## What to produce:
Go through the data and report each line that holds the string "Complaint".

(Entries from a dataset of interfaces)
☆ ☆ ☆ ☆ ☆ ☆ ☆

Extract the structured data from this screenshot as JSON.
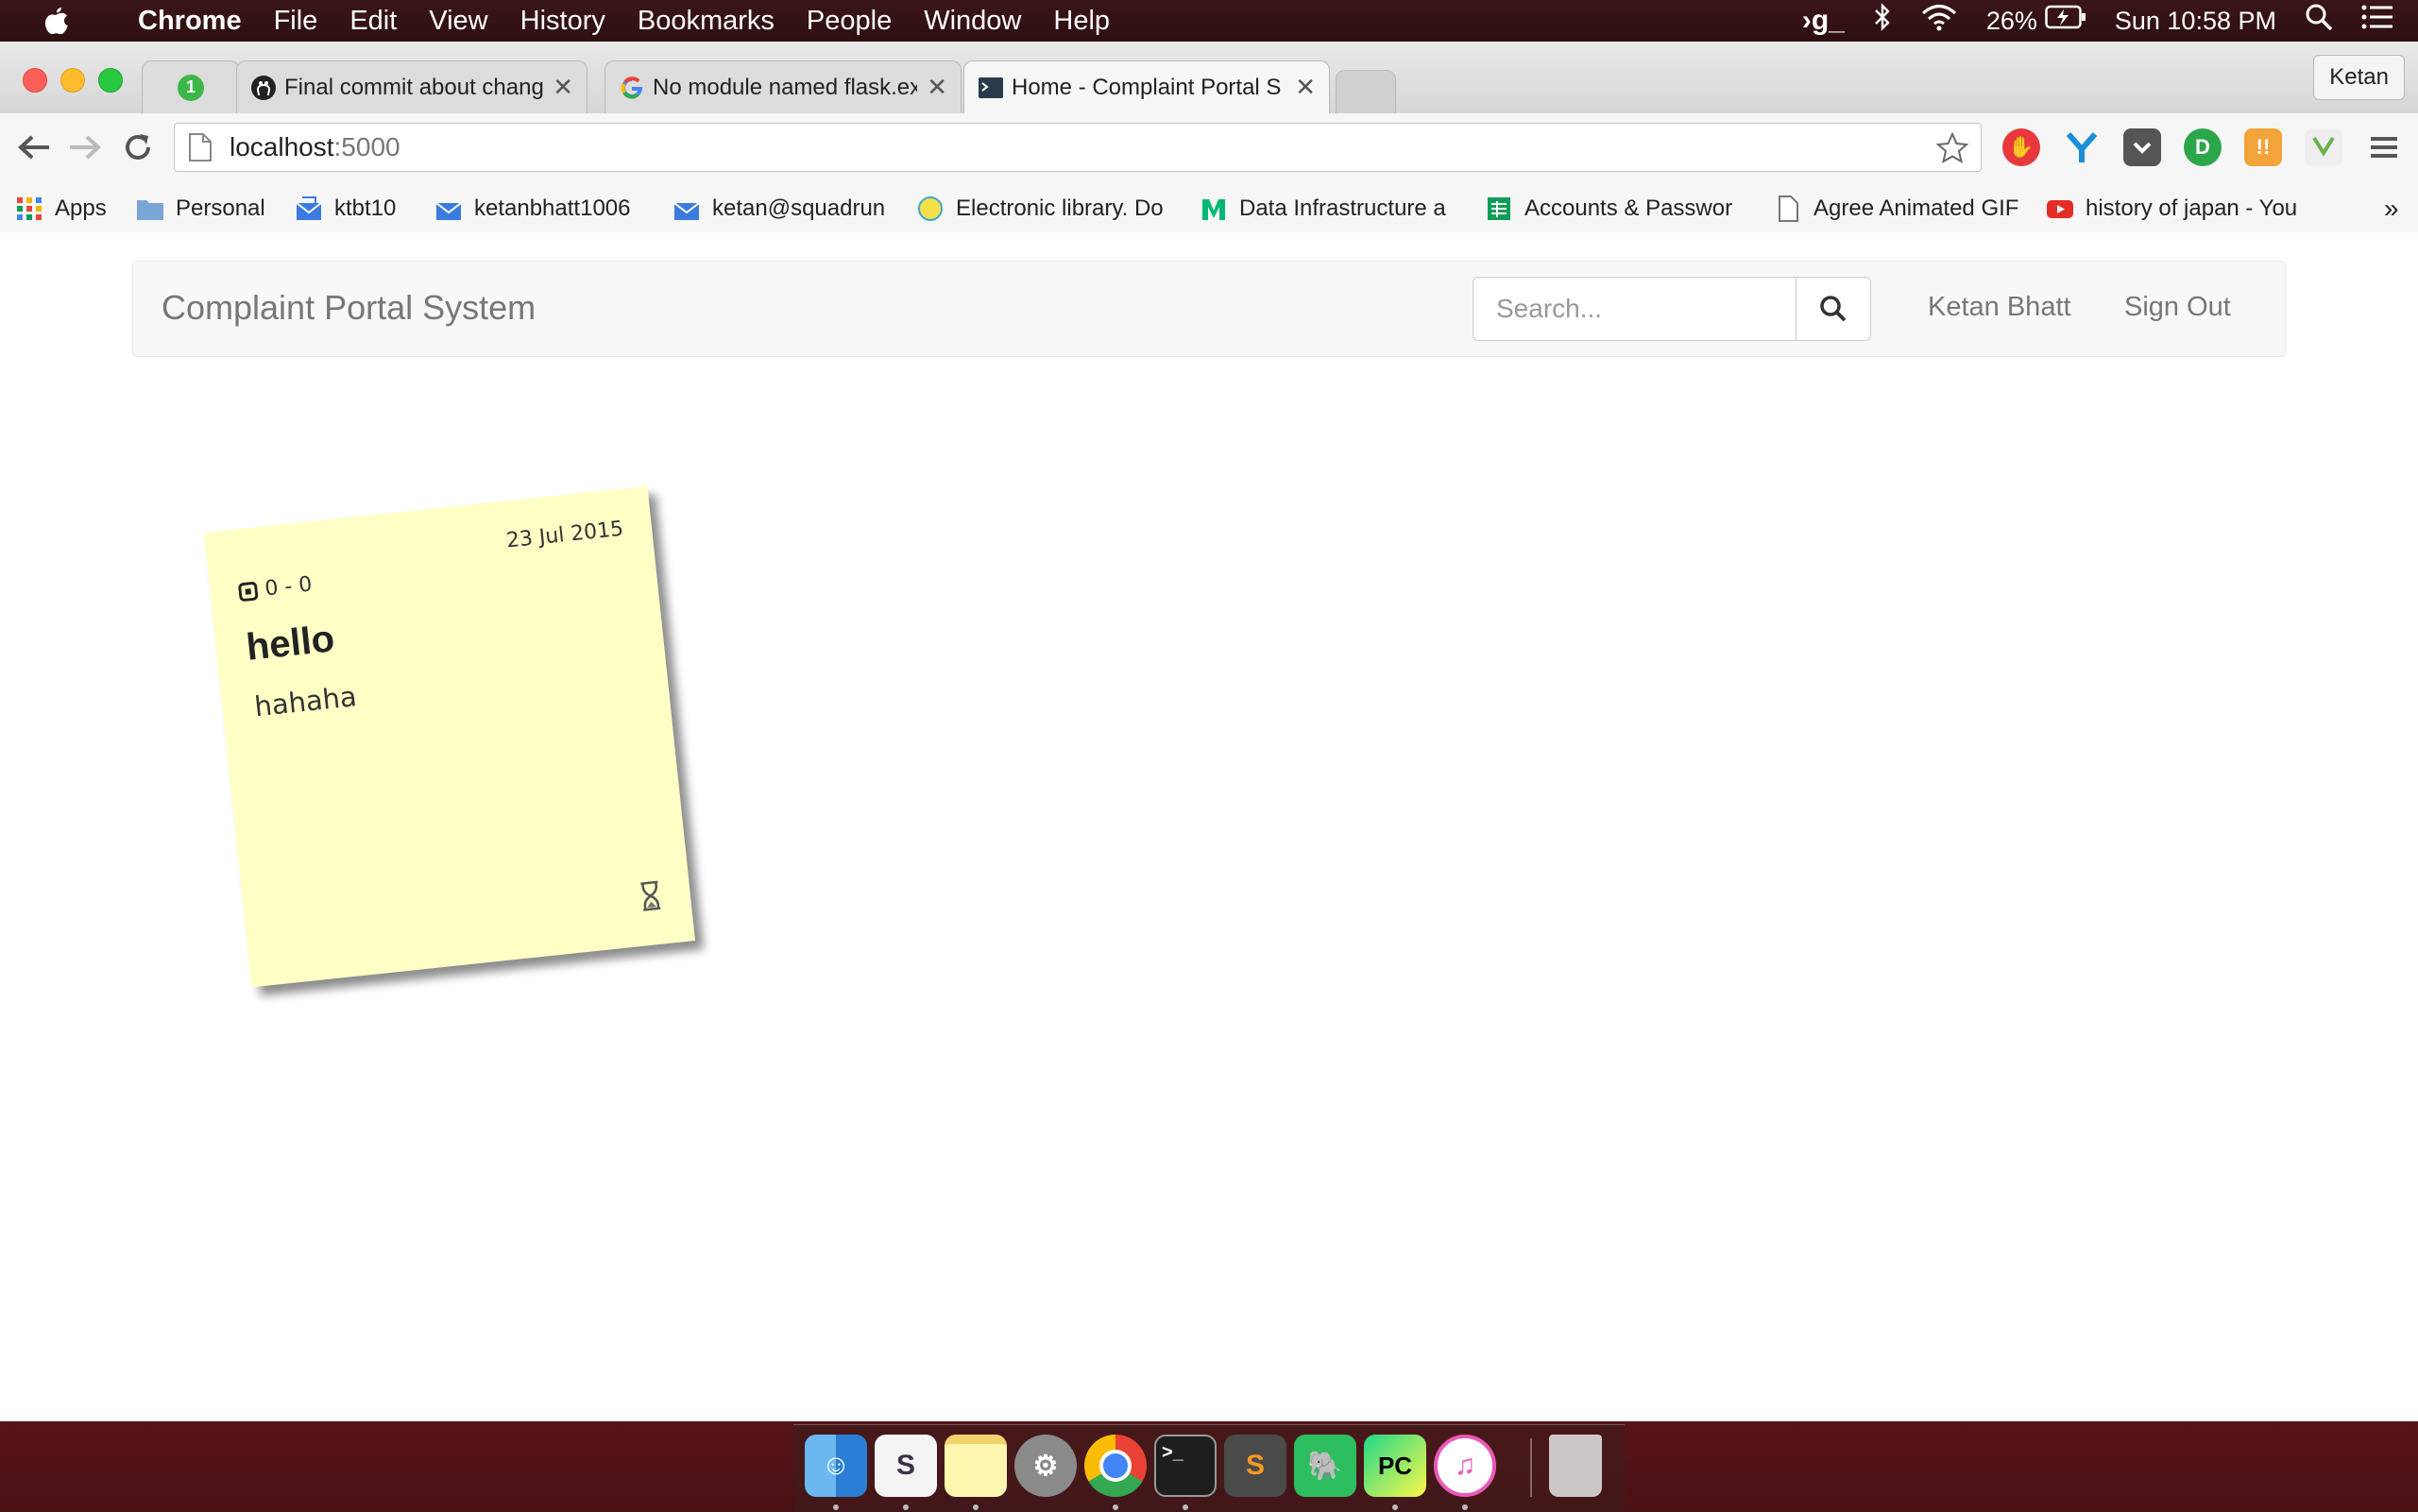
{
  "menubar": {
    "app_name": "Chrome",
    "menus": [
      "File",
      "Edit",
      "View",
      "History",
      "Bookmarks",
      "People",
      "Window",
      "Help"
    ],
    "battery": "26%",
    "clock": "Sun 10:58 PM"
  },
  "browser": {
    "tabs": [
      {
        "title": "",
        "badge": "1"
      },
      {
        "title": "Final commit about change"
      },
      {
        "title": "No module named flask.ext"
      },
      {
        "title": "Home - Complaint Portal S",
        "active": true
      }
    ],
    "profile": "Ketan",
    "url_host": "localhost",
    "url_port": ":5000",
    "bookmarks": [
      "Apps",
      "Personal",
      "ktbt10",
      "ketanbhatt1006",
      "ketan@squadrun",
      "Electronic library. Do",
      "Data Infrastructure a",
      "Accounts & Passwor",
      "Agree Animated GIF",
      "history of japan - You"
    ],
    "overflow": "»"
  },
  "navbar": {
    "brand": "Complaint Portal System",
    "search_placeholder": "Search...",
    "user": "Ketan Bhatt",
    "signout": "Sign Out"
  },
  "note": {
    "votes": "0 - 0",
    "date": "23 Jul 2015",
    "title": "hello",
    "body": "hahaha"
  },
  "dock": {
    "apps": [
      "Finder",
      "Slack",
      "Notes",
      "System Preferences",
      "Chrome",
      "Terminal",
      "Sublime Text",
      "Evernote",
      "PyCharm",
      "iTunes",
      "Trash"
    ]
  }
}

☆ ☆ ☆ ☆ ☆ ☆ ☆

## Task answer:
        "title": "Home - Complaint Portal S",
    "brand": "Complaint Portal System",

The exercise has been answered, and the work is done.